Healthy Eating: Cherries are Delicious and Nutritious
Cindy Collins, Ph.D., R.D., Raquel Rivera, S.A.
Cherries are such a wonderful fruit, full of vitamin C, fiber and even potassium. They also contain anthocyanins, a bioactive compound which affords potential health advantages such as reduction of cancer risk, heart disease and inflammation. Cherries even contain melatonin which is to find in foods. Melatonin is beneficial for regulation of natural sleep cycles. In its simple elegance, the cherry provides such a tremendous nutritional advantage.
The best part about this tiny wonder fruit is it does not matter how you choose to eat them; they come fresh/ frozen, canned, dried or juiced. It also does not matter when you decide you would like them! They are superb for snacking, meal time, or as a treat. Here are a few creative ways to include them in your meal time!
• Add cherry juice to seltzer
• Add a few cherries into your salad
• Next time you make oatmeal cookies, try adding dried cranberries to them
• Add them into your favorite grain to give it a nice savory flavor (oatmeal, rice)
Here is a suggested recipe from American Institute of Cancer Research:
http://www.aicr.org/, (Issue # 395, April 10, 2012)
Fruit-Infused Pork Tenderloin
Pork is a versatile meat that goes well with a variety of fruits and vegetables. This recipe features cherries and pomegranate juice that give the meat a tender, sweet taste. Cherries contain vitamins A and C, potassium and fiber. Tart cherries actually have nearly 20 times more vitamin A than strawberries and blueberries. Lab studies are also looking at the phytochemical anthocyanin, credited with giving cherries their notable red hue, for its powerful antioxidant properties. Pair with a light, spring salad for even more phytochemicals.
Pork Tenderloin with Pomegranate Cherry Sauce
1/2 cup dried tart cherries
3/4 cup pomegranate juice, divided
1 lb. pork tenderloin
4 tsp. canola oil
1/2 cup fat-free reduced-sodium chicken broth
1/4 cup finely chopped shallots
1 tsp. dried thyme
1 Tbsp. coarse seed mustard
2 tsp. unsalted butter, optional
Salt and ground black pepper
Place cherries in small bowl. Add 1/2 cup pomegranate juice and let sit until cherries are plump, about 20 minutes. Drain, setting fruit aside and reserving liquid.
Cut tenderloin crosswise into 8 pieces. Using your palm, gently flatten each piece to an even thickness.
Heat oil in large skillet over medium-high heat. Add pork and cook until it is browned on both sides, turning meat once, about 6 minutes in all. When instant read thermometer reads 150 degrees F. or meat resists slightly when pressed with your finger, remove it to plate, cover loosely with foil, and set aside.
Pour broth into the pan. As it boils, use wooden spatula to scrape up all browned bits.

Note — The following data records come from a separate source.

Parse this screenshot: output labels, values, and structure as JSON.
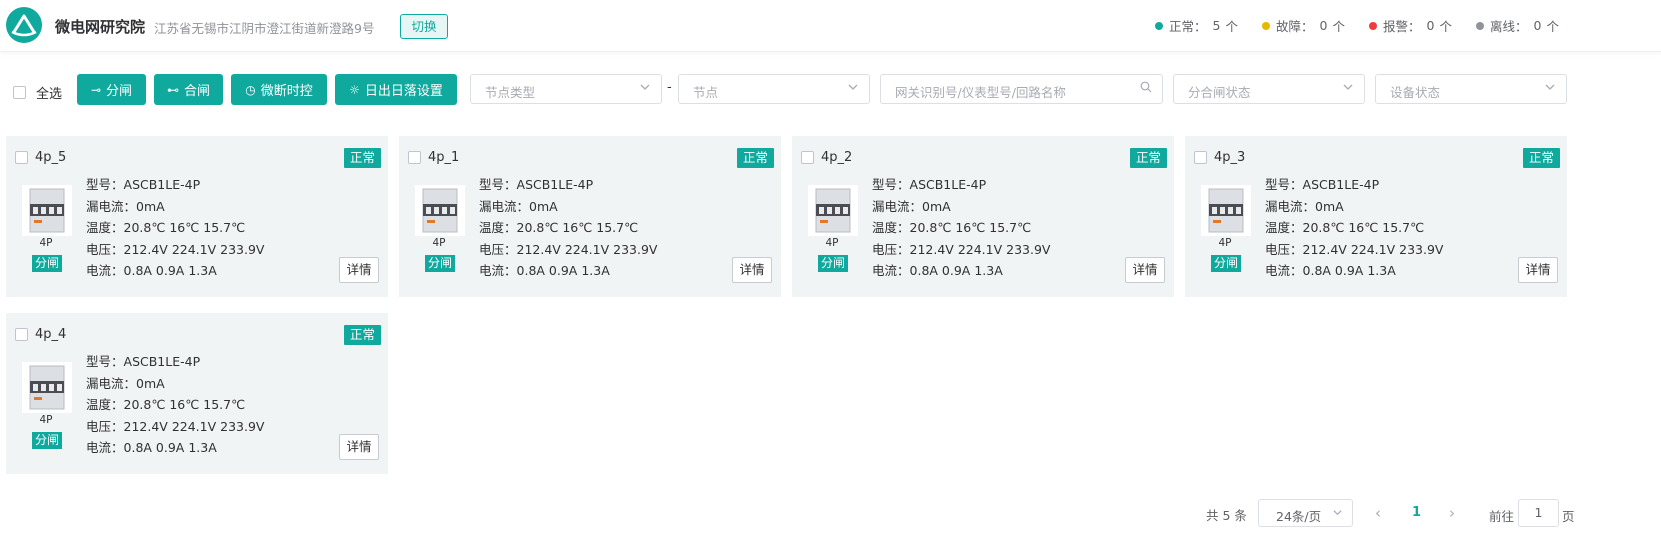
{
  "header": {
    "site_name": "微电网研究院",
    "address": "江苏省无锡市江阴市澄江街道新澄路9号",
    "switch_label": "切换",
    "status": [
      {
        "label": "正常：",
        "count": "5",
        "unit": "个",
        "color": "#10a99e"
      },
      {
        "label": "故障：",
        "count": "0",
        "unit": "个",
        "color": "#e6b800"
      },
      {
        "label": "报警：",
        "count": "0",
        "unit": "个",
        "color": "#f03c3c"
      },
      {
        "label": "离线：",
        "count": "0",
        "unit": "个",
        "color": "#909399"
      }
    ]
  },
  "toolbar": {
    "select_all_label": "全选",
    "open_label": "分闸",
    "close_label": "合闸",
    "micro_timer_label": "微断时控",
    "sun_label": "日出日落设置",
    "node_type_placeholder": "节点类型",
    "separator": "-",
    "node_placeholder": "节点",
    "search_placeholder": "网关识别号/仪表型号/回路名称",
    "switch_state_placeholder": "分合闸状态",
    "device_state_placeholder": "设备状态"
  },
  "labels": {
    "model_prefix": "型号：",
    "leak_prefix": "漏电流：",
    "temp_prefix": "温度：",
    "voltage_prefix": "电压：",
    "current_prefix": "电流：",
    "detail_button": "详情"
  },
  "cards": [
    {
      "name": "4p_5",
      "status": "正常",
      "caption": "4P",
      "gate": "分闸",
      "model": "ASCB1LE-4P",
      "leak": "0mA",
      "temp": "20.8℃ 16℃ 15.7℃",
      "voltage": "212.4V 224.1V 233.9V",
      "current": "0.8A 0.9A 1.3A"
    },
    {
      "name": "4p_1",
      "status": "正常",
      "caption": "4P",
      "gate": "分闸",
      "model": "ASCB1LE-4P",
      "leak": "0mA",
      "temp": "20.8℃ 16℃ 15.7℃",
      "voltage": "212.4V 224.1V 233.9V",
      "current": "0.8A 0.9A 1.3A"
    },
    {
      "name": "4p_2",
      "status": "正常",
      "caption": "4P",
      "gate": "分闸",
      "model": "ASCB1LE-4P",
      "leak": "0mA",
      "temp": "20.8℃ 16℃ 15.7℃",
      "voltage": "212.4V 224.1V 233.9V",
      "current": "0.8A 0.9A 1.3A"
    },
    {
      "name": "4p_3",
      "status": "正常",
      "caption": "4P",
      "gate": "分闸",
      "model": "ASCB1LE-4P",
      "leak": "0mA",
      "temp": "20.8℃ 16℃ 15.7℃",
      "voltage": "212.4V 224.1V 233.9V",
      "current": "0.8A 0.9A 1.3A"
    },
    {
      "name": "4p_4",
      "status": "正常",
      "caption": "4P",
      "gate": "分闸",
      "model": "ASCB1LE-4P",
      "leak": "0mA",
      "temp": "20.8℃ 16℃ 15.7℃",
      "voltage": "212.4V 224.1V 233.9V",
      "current": "0.8A 0.9A 1.3A"
    }
  ],
  "pagination": {
    "total": "共 5 条",
    "page_size": "24条/页",
    "prev": "‹",
    "current_page": "1",
    "next": "›",
    "goto_label": "前往",
    "goto_value": "1",
    "goto_tail": "页"
  }
}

When broth is reduced by half, 4-5 minutes, add cherries, shallots, pomegranate juice and reserved juice from soaking, thyme and mustard. Simmer vigorously until liquid is reduced by one-third, 4 to 5 minutes. Return meat and any juices that have collected to pan and cook until meat is barely pink in the center or instant read thermometer registers 160 degrees F. Season with salt and pepper to taste. Place 2 pieces of tenderloin on each of 4 dinner plates. If using, swirl butter into sauce until it melts. Spoon sauce over meat. Serve immediately.
Note: If the tenderloin has a silverskin membrane, remove it or at the meat counter, ask the butcher to do it for you.
Makes 4 servings.
Per serving: 238 calories, 5 g total fat (4 g saturated fat), 43 g carbohydrate,
7 g protein, 6 g dietary fiber, 155 mg sodium.
For more information on cherries please refer to:
• ADA Times, Volume 8, Issue #4, Summer 2011